→ **What you need to do**: Give back a single number: the count of lines in the data that contain the string "title".

Given records section start

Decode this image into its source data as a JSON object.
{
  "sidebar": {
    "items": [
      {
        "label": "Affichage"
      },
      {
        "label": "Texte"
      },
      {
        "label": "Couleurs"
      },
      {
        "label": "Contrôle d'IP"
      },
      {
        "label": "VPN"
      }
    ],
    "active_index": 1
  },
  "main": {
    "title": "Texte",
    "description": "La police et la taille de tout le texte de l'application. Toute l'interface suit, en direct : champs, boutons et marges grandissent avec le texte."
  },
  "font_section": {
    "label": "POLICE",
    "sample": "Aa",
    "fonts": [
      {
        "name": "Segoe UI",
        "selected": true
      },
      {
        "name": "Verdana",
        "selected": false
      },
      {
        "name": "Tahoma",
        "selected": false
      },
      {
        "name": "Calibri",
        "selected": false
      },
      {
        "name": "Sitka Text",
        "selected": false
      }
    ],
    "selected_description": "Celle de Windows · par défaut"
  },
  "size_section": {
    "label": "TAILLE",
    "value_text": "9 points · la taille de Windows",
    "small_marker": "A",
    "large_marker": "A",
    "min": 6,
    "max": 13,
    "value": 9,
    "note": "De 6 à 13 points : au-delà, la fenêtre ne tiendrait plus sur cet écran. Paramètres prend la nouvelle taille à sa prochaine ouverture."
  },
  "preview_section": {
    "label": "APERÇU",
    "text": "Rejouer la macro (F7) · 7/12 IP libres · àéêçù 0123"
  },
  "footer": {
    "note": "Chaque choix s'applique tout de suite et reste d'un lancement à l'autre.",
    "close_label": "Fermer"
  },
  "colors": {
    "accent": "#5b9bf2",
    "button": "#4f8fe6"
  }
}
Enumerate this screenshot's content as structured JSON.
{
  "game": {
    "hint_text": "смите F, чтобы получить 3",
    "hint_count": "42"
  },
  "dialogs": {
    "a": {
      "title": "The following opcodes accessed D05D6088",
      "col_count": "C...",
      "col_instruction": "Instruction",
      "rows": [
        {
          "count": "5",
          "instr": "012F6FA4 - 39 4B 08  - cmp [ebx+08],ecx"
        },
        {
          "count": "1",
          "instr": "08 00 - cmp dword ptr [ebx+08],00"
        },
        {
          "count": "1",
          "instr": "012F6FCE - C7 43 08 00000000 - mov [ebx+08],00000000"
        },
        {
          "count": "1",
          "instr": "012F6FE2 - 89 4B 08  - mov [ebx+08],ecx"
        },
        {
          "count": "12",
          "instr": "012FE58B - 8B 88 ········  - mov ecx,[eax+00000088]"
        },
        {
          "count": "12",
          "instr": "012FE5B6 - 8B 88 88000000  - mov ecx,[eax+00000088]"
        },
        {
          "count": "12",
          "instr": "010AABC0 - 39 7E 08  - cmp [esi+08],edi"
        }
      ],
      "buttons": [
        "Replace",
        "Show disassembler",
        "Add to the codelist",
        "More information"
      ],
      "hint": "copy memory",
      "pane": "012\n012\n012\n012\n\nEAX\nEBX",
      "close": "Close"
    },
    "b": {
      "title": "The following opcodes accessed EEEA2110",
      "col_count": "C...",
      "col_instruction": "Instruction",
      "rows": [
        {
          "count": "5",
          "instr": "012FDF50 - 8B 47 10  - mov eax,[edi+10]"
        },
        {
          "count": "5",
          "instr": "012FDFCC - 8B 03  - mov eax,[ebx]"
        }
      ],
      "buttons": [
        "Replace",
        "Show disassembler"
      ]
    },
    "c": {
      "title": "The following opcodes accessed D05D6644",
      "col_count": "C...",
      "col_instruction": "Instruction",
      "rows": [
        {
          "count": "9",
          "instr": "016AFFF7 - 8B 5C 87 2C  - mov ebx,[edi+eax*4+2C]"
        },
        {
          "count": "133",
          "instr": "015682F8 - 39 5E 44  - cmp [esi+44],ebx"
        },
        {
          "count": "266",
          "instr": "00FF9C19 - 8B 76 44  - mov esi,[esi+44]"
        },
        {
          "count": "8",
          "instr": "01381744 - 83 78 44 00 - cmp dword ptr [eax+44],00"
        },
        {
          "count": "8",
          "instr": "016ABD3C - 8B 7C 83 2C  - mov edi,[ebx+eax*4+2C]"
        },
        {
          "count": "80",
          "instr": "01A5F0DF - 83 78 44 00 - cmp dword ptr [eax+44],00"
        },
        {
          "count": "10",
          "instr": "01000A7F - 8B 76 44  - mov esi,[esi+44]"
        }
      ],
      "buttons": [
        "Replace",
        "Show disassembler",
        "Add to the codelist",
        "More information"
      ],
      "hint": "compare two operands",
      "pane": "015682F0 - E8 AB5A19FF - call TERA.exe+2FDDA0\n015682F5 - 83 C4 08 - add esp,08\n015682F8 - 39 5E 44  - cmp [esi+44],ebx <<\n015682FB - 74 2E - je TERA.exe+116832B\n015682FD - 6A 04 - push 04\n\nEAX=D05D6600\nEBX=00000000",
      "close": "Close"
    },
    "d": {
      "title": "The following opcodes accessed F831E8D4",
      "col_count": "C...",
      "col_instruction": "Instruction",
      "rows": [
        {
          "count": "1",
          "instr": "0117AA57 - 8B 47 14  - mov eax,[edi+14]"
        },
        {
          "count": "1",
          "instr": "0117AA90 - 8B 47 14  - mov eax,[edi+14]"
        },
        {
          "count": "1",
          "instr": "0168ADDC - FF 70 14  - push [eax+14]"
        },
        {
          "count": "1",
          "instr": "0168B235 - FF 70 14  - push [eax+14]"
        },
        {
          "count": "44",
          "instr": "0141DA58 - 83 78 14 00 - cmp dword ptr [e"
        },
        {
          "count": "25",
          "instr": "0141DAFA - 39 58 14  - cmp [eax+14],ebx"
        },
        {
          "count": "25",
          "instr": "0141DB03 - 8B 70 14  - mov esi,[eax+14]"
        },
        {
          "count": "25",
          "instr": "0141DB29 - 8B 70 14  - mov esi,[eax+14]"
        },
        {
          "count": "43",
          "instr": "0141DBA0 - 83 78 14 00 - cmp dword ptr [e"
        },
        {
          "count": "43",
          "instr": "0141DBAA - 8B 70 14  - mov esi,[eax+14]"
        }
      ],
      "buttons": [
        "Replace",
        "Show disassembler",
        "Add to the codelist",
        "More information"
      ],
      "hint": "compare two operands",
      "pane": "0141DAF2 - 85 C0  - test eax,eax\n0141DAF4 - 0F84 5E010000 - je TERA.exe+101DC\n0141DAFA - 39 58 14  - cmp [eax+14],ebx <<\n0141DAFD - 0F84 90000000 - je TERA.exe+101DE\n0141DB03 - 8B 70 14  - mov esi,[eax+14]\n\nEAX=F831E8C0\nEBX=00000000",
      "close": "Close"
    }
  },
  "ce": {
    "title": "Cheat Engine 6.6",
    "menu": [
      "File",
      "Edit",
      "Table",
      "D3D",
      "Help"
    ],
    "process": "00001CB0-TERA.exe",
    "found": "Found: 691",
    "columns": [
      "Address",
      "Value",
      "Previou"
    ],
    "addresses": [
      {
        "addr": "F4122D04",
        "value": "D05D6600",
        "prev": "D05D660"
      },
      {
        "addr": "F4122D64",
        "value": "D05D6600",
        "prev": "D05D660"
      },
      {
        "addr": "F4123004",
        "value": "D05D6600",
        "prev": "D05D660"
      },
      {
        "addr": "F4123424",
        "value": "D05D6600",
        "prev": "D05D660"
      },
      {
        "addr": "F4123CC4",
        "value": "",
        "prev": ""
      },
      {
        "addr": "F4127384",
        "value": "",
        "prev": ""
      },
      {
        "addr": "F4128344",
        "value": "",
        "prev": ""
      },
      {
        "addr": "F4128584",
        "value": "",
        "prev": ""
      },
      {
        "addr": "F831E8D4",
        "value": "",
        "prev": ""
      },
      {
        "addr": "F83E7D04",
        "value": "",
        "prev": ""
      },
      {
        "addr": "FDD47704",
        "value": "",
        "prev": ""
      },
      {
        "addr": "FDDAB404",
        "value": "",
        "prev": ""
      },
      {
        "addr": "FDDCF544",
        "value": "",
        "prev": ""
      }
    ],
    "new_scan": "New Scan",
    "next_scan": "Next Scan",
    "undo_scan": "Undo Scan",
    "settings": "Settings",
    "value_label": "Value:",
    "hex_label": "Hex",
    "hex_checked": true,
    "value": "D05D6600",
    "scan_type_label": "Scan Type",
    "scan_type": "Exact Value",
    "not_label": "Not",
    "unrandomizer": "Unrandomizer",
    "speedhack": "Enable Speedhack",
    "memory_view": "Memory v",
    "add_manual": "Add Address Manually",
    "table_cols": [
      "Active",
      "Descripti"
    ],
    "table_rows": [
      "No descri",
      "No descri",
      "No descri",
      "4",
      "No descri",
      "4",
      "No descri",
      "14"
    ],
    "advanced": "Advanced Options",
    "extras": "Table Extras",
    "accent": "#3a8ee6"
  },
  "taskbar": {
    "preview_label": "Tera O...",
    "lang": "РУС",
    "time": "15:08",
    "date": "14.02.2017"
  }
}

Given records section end

→ **Solution for this problem**: 6